Activity:
Search the data below for the word "JSON" and copy each line that holds it.

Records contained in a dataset
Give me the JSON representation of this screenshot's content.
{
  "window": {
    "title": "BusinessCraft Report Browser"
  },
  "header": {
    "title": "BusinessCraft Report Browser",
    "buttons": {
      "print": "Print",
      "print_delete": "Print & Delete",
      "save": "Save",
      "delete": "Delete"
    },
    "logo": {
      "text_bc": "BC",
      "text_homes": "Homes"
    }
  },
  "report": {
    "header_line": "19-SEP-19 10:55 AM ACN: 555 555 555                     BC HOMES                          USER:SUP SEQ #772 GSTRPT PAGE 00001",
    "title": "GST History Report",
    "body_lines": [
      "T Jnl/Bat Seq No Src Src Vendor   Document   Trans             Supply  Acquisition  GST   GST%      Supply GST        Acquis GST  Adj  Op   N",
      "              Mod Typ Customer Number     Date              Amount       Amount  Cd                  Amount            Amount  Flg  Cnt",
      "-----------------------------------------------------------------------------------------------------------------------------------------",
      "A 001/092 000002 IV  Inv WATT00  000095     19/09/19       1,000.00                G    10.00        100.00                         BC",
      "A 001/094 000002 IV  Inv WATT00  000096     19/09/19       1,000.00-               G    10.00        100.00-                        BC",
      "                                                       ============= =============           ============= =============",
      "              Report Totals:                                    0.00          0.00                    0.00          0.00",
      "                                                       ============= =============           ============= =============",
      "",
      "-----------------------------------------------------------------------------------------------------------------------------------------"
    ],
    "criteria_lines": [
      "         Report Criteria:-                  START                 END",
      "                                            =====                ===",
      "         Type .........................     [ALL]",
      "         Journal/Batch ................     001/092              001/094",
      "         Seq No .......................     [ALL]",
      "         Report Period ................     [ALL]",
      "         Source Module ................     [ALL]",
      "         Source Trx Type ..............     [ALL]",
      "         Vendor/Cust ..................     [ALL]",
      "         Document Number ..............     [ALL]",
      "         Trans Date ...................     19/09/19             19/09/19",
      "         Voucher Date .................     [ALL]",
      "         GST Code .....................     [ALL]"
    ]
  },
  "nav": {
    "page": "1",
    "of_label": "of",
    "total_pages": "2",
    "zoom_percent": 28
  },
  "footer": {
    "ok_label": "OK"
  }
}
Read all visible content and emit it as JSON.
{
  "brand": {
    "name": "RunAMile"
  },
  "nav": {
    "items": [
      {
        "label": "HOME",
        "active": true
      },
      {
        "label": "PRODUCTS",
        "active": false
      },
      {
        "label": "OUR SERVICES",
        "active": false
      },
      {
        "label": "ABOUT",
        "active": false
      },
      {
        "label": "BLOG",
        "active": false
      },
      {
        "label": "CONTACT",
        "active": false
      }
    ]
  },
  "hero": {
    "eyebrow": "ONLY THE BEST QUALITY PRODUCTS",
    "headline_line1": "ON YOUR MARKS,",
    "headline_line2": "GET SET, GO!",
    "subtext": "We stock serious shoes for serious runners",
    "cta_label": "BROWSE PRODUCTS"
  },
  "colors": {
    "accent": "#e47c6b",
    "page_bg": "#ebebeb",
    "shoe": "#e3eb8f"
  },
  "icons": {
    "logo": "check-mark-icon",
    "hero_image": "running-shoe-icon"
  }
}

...

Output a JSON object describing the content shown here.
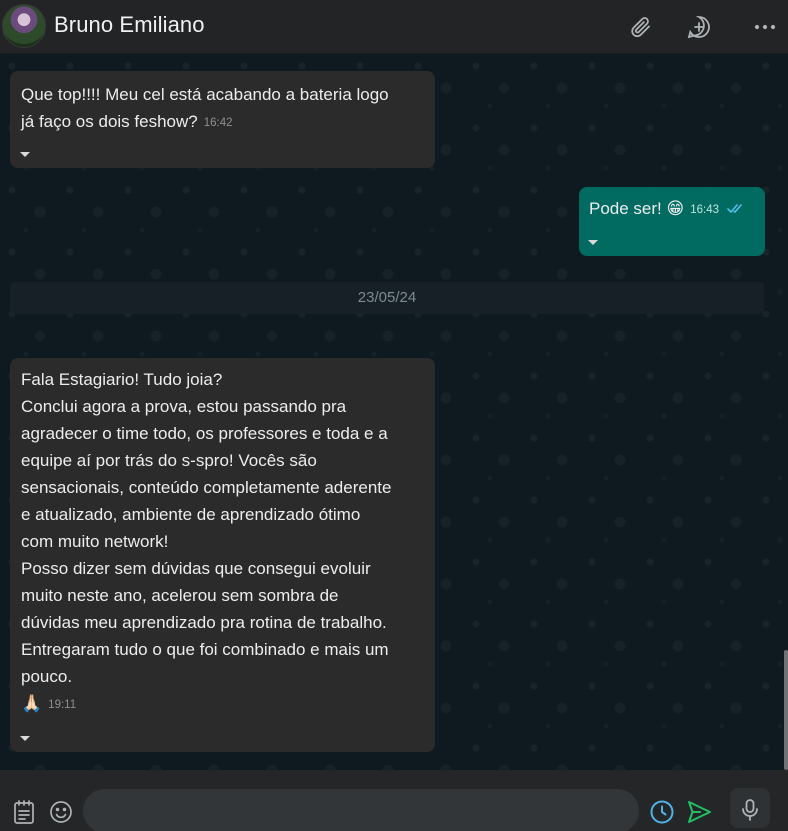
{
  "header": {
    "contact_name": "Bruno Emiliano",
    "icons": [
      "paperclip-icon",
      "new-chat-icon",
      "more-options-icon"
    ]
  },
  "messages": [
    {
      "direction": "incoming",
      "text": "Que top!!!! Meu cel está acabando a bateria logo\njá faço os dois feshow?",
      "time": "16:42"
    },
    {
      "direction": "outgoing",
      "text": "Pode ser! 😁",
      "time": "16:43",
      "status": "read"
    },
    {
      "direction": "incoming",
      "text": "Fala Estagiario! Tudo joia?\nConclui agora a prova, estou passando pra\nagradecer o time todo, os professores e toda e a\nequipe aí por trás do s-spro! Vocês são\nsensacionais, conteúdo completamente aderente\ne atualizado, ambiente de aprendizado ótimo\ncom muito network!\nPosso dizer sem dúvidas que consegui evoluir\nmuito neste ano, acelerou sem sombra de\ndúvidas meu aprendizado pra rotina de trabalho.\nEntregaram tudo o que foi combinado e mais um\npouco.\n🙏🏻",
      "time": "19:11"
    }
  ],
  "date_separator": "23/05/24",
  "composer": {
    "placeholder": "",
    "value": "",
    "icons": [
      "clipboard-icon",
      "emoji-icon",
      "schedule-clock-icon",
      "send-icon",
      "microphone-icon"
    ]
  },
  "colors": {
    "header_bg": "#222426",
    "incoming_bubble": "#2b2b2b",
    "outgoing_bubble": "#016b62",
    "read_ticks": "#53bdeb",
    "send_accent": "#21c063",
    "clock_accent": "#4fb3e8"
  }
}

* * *

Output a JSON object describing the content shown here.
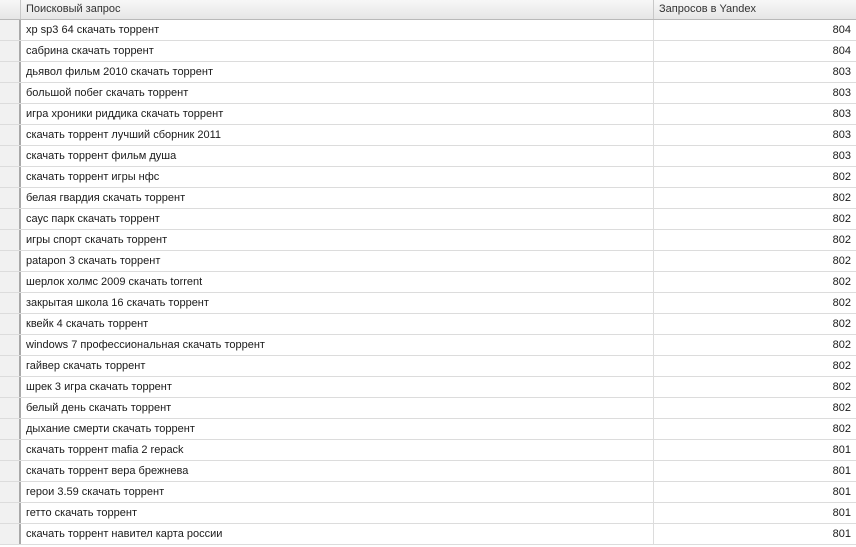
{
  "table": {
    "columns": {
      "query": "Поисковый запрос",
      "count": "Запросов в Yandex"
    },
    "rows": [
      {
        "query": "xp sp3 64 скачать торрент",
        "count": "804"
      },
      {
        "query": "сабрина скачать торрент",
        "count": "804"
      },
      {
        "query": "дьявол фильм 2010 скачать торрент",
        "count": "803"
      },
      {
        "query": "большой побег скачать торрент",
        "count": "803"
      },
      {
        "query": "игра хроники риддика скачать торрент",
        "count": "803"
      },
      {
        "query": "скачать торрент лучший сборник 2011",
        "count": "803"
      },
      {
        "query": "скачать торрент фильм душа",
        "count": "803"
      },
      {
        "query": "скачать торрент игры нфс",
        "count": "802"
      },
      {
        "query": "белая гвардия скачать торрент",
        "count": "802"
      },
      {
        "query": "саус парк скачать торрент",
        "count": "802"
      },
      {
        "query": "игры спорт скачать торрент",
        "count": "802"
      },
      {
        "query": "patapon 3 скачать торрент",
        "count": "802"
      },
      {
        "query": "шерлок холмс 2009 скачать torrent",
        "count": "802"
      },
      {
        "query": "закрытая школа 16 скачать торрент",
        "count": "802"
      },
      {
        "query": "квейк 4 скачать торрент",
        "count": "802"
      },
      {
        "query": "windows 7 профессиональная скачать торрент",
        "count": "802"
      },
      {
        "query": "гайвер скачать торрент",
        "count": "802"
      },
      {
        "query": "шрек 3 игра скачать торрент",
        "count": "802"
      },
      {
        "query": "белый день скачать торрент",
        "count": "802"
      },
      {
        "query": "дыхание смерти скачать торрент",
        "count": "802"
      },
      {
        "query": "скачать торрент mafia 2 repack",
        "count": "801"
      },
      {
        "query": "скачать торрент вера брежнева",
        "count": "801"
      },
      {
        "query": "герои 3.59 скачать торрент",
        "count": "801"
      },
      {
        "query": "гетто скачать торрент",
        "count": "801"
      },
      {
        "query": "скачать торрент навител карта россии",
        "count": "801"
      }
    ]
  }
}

Finished exercise:
Give me the JSON representation of this screenshot's content.
Read all visible content and emit it as JSON.
Output a JSON object describing the content shown here.
Output a JSON object describing the content shown here.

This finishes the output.